The jury at Harvey Weinstein’s rape trial in New York have asked to see emails in which the movie mogul highlighted the names of potential accusers and handed them to investigators he employed, to try and silence the women and prevent them going public with their allegations.
Just hours after the seven men and five women of the jury began deliberating their verdict on Tuesday, they began asking the judge at the New York supreme court a series of detailed questions. They wanted to see copies of all emails where “certain women’s names are highlighted in red”.
The request was likely to have been directed particularly at Annabella Sciorra, the Sopranos actor who is one of the central witnesses in the case. She is key to the most serious charge that the Pulp Fiction producer is facing – that he engaged in “predatory sexual assault” against more than one woman, which carries a potential life sentence.
Over the course of the five-week trial, the court heard that Weinstein had run a “red-flag” list of women who he feared might go public with allegations of sexual misconduct against him. Emails presented to the jury showed that Sciorra appeared on the list with her name highlighted in red.
Weinstein, 67, instructed an investigator who he employed to look into potential accusers: “The red flags are the first to call.”
The jury has also asked to see a floor plan of Weinstein’s Soho apartment where he is alleged to have forced oral sex on another key witness, Miriam Haley. A former Project Runway production assistant, Haley has accused the disgraced film producer of luring her to the apartment in 2006 where he allegedly forced oral sex on her.
The seven men and five women on the jury have a formidable decision to make in considering whether or not to find Weinstein guilty of rape and sexual assault. Their verdict, which must be unanimous, could have monumental consequences.
If they find Weinstein guilty he could face a maximum sentence of life in prison.
If they acquit, the failure to secure a conviction against a man who has been accused of alleged sexual misconduct by more than 100 women will send waves of shock, anger and dismay throughout the fledgling #MeToo cause that was largely triggered by revelations involving Weinstein in 2017.
The jury’s inquiry about the red-highlighted names and the footprint of Weinstein’s apartment suggest they are following the judge’s instructions and beginning with the first of the five counts the defendant is facing: predatory sexual assault. For a conviction on this count, the jury would have to find Weinstein guilty beyond a reasonable doubt of sexually attacking both Haley and Sciorra.
Sciorra gave harrowing testimony in which she described allegedly having her hands pinned above her head as she was held down on a bed and violently raped in her Gramercy Park apartment in the winter of 1993-94.
If the jury finds Weinstein not guilty on the Sciorra part of the charge, they will then go on to consider Haley’s allegations on their own merits, and can convict Weinstein for attacking her under count two – criminal sexual act. That carries a maximum sentence of 25 years.

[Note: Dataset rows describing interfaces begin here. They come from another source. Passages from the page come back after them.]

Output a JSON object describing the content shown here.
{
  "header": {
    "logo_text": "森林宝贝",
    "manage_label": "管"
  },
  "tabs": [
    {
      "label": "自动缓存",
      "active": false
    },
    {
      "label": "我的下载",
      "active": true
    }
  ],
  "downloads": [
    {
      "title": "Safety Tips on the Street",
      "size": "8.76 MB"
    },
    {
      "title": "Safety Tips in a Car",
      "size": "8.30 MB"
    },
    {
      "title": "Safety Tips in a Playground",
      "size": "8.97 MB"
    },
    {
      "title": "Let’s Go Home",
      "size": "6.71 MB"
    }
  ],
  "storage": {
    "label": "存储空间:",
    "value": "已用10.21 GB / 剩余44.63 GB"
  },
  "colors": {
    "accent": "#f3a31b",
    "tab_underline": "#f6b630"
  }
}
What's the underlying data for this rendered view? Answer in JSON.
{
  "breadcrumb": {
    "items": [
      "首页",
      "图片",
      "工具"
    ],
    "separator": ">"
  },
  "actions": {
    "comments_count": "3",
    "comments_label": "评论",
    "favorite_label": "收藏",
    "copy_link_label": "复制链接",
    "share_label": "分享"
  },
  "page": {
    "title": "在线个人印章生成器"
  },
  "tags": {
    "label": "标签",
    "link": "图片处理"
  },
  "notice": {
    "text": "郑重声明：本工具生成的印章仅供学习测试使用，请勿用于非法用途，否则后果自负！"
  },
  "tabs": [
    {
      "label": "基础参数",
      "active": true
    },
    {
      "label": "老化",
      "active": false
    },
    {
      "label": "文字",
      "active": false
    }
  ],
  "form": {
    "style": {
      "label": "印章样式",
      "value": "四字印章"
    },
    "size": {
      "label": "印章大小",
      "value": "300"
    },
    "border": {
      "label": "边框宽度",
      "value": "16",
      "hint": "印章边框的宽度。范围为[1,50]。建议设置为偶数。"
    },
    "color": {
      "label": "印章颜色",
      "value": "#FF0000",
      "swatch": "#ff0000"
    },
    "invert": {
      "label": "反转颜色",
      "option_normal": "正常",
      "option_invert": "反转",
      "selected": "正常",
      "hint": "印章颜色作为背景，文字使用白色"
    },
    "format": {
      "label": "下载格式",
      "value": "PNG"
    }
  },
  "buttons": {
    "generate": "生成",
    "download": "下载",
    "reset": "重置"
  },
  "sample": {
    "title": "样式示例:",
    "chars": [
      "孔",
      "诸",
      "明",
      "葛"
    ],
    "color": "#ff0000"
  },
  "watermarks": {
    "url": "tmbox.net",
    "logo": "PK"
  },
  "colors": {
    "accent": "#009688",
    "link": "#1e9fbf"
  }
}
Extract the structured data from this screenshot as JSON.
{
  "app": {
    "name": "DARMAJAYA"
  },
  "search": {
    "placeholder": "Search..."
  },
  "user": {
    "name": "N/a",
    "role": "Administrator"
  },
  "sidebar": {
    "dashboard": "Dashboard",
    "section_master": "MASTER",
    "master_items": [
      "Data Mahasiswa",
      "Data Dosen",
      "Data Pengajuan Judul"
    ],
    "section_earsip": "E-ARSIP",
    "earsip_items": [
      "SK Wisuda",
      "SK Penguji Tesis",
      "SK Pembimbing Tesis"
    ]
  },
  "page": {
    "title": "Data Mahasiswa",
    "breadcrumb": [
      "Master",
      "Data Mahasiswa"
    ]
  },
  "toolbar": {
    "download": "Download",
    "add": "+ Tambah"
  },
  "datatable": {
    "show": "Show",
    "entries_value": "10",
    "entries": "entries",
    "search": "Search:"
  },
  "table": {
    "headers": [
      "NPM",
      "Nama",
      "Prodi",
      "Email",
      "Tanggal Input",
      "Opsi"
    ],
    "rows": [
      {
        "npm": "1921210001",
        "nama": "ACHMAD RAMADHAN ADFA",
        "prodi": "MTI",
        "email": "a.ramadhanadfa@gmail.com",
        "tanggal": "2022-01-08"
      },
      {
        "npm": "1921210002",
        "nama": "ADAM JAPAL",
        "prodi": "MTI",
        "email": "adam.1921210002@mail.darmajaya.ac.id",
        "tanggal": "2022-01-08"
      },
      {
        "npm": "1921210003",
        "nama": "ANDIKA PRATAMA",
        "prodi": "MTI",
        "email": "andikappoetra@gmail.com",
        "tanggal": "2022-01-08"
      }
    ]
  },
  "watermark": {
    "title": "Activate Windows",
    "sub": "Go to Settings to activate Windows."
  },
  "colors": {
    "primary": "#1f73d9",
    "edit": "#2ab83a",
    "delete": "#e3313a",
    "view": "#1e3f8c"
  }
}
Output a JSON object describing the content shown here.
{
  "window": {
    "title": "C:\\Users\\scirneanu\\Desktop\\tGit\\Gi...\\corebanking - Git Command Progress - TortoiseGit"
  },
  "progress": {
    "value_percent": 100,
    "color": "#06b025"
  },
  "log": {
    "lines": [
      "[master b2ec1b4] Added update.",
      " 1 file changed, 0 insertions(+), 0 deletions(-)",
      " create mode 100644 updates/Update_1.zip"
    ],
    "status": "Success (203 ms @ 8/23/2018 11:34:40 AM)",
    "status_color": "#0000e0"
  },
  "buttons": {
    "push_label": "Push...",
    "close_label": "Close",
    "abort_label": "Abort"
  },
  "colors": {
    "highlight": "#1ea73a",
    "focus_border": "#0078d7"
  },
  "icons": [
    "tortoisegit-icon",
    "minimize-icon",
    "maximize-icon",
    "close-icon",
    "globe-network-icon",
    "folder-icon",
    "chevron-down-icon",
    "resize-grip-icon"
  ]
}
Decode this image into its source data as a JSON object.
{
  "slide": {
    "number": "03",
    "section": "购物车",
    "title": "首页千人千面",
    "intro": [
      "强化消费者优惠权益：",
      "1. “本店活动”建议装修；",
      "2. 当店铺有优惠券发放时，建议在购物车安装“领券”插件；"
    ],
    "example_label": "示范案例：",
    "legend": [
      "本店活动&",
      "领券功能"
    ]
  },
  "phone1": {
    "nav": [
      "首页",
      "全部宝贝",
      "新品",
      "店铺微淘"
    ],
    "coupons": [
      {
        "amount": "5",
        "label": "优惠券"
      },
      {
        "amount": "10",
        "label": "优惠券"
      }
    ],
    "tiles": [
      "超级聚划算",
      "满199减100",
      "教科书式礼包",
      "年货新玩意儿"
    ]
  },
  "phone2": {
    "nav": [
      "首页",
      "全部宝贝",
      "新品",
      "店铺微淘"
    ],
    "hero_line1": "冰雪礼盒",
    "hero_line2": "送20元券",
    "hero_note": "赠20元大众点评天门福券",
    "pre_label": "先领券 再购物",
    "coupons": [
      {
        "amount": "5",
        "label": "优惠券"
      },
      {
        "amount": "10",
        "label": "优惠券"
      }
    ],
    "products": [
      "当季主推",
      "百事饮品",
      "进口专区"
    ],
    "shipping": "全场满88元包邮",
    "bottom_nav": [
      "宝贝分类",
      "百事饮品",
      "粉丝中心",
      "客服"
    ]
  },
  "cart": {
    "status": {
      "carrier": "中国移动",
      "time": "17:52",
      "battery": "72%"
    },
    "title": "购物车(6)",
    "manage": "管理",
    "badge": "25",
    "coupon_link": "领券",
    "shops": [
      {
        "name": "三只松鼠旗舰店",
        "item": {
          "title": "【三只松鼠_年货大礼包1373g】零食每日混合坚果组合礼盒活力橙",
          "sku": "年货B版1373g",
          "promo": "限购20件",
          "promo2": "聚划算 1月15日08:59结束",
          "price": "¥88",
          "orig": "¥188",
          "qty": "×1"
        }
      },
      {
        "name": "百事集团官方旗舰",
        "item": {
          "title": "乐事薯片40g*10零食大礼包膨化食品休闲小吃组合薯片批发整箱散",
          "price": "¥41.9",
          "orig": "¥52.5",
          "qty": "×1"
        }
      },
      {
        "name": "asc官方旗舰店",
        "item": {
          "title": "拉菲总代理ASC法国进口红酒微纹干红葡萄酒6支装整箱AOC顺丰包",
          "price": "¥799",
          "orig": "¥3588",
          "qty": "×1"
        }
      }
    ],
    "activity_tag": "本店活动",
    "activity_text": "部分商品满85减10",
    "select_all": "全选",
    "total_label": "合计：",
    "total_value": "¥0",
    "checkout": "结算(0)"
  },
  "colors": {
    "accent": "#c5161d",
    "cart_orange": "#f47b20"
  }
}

Once Haley’s testimony is deliberated, the jury has been instructed to move on to the rape allegations raised by the second of the two main accusers in the case. This relates to a witness who the Guardian is not naming because her wishes over identification are not known.
She alleges she was raped by Weinstein in a New York hotel, for which he has been charged with rape in the first and third degrees, which carry a maximum sentence of 25 years.
Once again, the jury will begin by considering the woman’s rape accusations alongside those of Sciorra. If Weinstein is found guilty of both, the jury will convict him on count three – another charge of predatory sexual assault.
If Sciorra’s allegations fall, then again jurors will move on to consider the unnamed woman’s rape claims on their own merits. In counts four and five, Weinstein could be found guilty either of rape in the first or the third degree.
The charge sheet makes for complicated parsing. Within an hour of being sent out of the courtroom to begin deliberations, the jury was brought back in again, having sent a series of questions to Burke seeking clarification.
Before the jury was brought into court on Tuesday, a furious row erupted between the two teams of lawyers. A prosecutor accused Weinstein’s lead defense lawyer, Donna Rotunno, of jury tampering by publishing an opinion article in Newsweek over the weekend.
In the article, Rotunno repeated the complaint made by the defense several times in the course of the trial: that the proceedings were rigged against the defendant. She railed at hostile media coverage, including mockery of Weinstein’s arriving in court each day leaning on a walking frame.
In a highly unusual move, Rotunno went on to address individual members of the Weinstein jury directly.
“I implore the members of this jury to do what they know is right and was expected of them from the moment they were called upon to serve their civic duty in a court of law,” she wrote. “Harvey Weinstein is innocent.”
The lead prosecutor, Joan Illuzzi-Orbon, ripped into Rotunno. “It is completely, 100%, inappropriate behavior that borders on tampering with the jury,” she said.
Rotunno, who has made a number of extremely controversial comments in the course of the trial and has been admonished by the judge on numerous occasions not to speak to the media, insisted that her article was “not a letter to the jury, it is an op-ed of my feelings about the jury system as a whole”.
The judge presiding over the trial at the New York supreme court, James Burke, told Rotunno pointedly: “I would caution you about the tentacles of your public relations juggernaut.”